> But anyway, I have never been satisfied. Wind noise is always
> audible, even in small wind and when mics are close to the ground.
Windshield design is quite complex. If you place the best windshield
in turbulent air it will create noise from the energy in the
turbulence. There is often less turbulence low down - and in general
lower windspeeds as well - but behind an object like a tree or other
obstacle, the air can be quite turbulent.
Turbulent air has vortices - like smoke rings - which are fairly
stable and don't produce noise on their own. When a vortex meets a
fixed object, its enregy is released as LF noise.
The windshield itself must produce minimum turbulence by having as
rounded a shape as possible all over, not just it front of the mic.
Avoid all sharp corners or sharp curves. Make sure a stand or support
is not producing turbulence.
The outer cover should be a thin as possible to preserve high
frequencies. For the same reason there should be only one wind
barrier. This outer layer acts as a high pass filter, giving a bass
roll-off, including zero frequency. Test materials by trying to blow
through them - there should be some resistance to ait passing through.
False fur is fairly transparent to sound but it can affect the
frequency response, but helps to minimise secondary turbulence.
Using a foam gag inside a larger windshield does little to help
because, in there, the wind has already been converted to noise, and
it can spoil a frequency response which cost a lot of money.
With a mic with an extended LF response, it is worth using a bass
roll-off to avoid LF overloading. There is no point in recording
frequencies you don't use later. With digital recording, you can put
back LF without losing quality.
The other source of rumble is the windshield itself which is a matter
of design. It is important to avoid resonances in the shield and
If you want to record wind, that is one of the most difficult things
to record. We hear wind turbulence caused by our ears and head, but

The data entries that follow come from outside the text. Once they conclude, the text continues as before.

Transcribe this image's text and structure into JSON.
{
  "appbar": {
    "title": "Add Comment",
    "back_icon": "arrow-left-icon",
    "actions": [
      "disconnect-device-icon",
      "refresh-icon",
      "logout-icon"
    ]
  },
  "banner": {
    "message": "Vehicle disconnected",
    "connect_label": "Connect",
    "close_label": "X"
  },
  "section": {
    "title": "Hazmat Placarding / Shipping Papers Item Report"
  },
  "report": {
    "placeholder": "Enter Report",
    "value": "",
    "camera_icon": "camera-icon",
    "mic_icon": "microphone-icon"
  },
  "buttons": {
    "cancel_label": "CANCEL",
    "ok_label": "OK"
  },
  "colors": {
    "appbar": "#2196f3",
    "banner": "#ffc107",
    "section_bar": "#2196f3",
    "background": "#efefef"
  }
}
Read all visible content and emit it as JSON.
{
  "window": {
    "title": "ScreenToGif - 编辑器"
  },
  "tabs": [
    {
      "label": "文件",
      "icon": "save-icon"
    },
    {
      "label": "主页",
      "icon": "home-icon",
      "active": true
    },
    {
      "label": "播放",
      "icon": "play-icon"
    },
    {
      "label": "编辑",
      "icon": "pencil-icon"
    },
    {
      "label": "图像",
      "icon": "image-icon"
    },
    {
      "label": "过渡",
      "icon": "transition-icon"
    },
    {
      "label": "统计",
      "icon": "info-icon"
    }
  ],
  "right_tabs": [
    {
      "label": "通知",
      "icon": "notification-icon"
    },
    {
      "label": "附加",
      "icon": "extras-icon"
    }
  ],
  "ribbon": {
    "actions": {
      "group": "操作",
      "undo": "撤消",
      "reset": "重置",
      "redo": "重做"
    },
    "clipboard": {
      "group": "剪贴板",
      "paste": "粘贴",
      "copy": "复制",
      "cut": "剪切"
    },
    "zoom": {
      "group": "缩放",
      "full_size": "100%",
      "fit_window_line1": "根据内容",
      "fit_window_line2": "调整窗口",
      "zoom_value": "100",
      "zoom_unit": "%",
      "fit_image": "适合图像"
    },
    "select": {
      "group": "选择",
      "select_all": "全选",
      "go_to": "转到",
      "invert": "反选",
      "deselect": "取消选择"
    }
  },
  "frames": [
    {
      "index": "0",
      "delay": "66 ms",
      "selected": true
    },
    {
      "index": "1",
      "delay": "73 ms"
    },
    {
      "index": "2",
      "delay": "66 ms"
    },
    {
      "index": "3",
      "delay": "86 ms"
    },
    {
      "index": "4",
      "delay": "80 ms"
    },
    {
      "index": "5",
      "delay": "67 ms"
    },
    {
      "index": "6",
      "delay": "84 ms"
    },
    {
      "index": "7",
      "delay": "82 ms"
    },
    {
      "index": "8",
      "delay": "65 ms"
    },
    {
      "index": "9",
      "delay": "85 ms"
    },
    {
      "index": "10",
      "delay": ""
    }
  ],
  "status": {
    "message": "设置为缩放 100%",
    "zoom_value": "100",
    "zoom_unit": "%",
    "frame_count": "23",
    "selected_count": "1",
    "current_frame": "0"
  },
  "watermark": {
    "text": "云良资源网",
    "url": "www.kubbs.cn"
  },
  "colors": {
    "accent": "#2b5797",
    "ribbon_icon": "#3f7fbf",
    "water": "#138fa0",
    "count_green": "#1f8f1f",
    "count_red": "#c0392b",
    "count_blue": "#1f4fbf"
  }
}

good results can be had from wind in trees or blowing through a bush.
North Devon, UK
Cogito cogito ergo cogito sum - Ambrose Bierce